Allen’s balance and ability to bounce off tacklers is really impressive. Add on the fact that he seemingly improves week over week, and it appears the Badgers have a good one. He did a much better job of preparing for contact with two hands after fumbling twice against Purdue, which highlights coachability and a desire to get better at a young age.
Allen’s emergence definitely coincides with improved play along the offensive line for the Badgers as well. The big guys up front were able to open up some running lanes, and also did a much better job of keeping Graham Mertz upright. Mertz had a fairly clean pocket all day long, even with starting left guard Josh Seltzner out.
The offense is far from a masterpiece at this point, but Wisconsin’s ability to lean on what the offensive line does best (RUN THE DAMN BALL) and their 238-pound freshman ball carrier seem to be a winning recipe of late.
Turnovers and special teams
Through the first four weeks of the season, Iowa and Wisconsin were in very different spots. The Hawkeyes were undefeated, living off turnovers generated by their defense and a sound special teams unit. The Badgers on the other hand lost three of their first four games and were ranked dead last in the country in turnover margin, with multiple egregious errors in special teams as well.
That script was completely flipped on Saturday.
The Badgers were able to take care of the football, while Iowa had three game-changing turnovers.
The first fumble came on an amazing individual effort by Nick Herbig. The edge rusher was able to slip around the right tackle and knock the ball out of the hands of Spencer Petras. The second came on an Ivory Kelly-Martin fumble near their own goal line that was recovered by Noah Burks.
Iowa then had a terrible muffed punt by Max Cooper, their reserve punt returner, that set the Badgers up with great field position at the Hawkeye 18-yard line in the second quarter that pushed the Wisconsin lead to 20-0.
I thought that Dean Engram did a much better job as the primary punt returner for the Badgers yesterday. Another key player that looked better was Graham Mertz. He made some nice throws early in the game and looked very comfortable. Statistically, he was not perfect, and he missed a couple of throws that I’m sure he wishes he could have another chance at, but unlike Petras he did not hurt his team with costly turnovers.

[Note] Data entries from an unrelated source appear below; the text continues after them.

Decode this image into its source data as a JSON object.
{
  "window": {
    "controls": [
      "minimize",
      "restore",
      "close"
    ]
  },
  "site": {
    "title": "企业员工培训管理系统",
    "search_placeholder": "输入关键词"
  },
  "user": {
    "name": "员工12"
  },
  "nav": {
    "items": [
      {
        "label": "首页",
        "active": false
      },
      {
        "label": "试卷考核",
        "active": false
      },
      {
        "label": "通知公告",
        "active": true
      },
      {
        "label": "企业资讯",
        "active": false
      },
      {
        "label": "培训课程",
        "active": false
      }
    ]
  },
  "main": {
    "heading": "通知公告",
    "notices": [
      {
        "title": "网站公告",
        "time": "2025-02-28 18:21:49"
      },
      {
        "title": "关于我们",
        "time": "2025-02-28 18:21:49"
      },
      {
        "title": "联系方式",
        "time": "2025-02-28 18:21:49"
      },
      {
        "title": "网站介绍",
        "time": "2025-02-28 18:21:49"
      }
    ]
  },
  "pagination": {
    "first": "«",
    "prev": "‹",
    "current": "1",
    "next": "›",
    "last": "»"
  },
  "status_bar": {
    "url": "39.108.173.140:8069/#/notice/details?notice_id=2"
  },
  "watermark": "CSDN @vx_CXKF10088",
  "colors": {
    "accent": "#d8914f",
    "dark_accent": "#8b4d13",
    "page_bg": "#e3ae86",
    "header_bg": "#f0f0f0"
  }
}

If the Wisconsin defense can continue to be opportunistic on the defensive side of the ball and get to the quarterback like they have been lately, and the offense can limit mistakes, this team will have a great chance of finishing strong this season. On to Rutgers.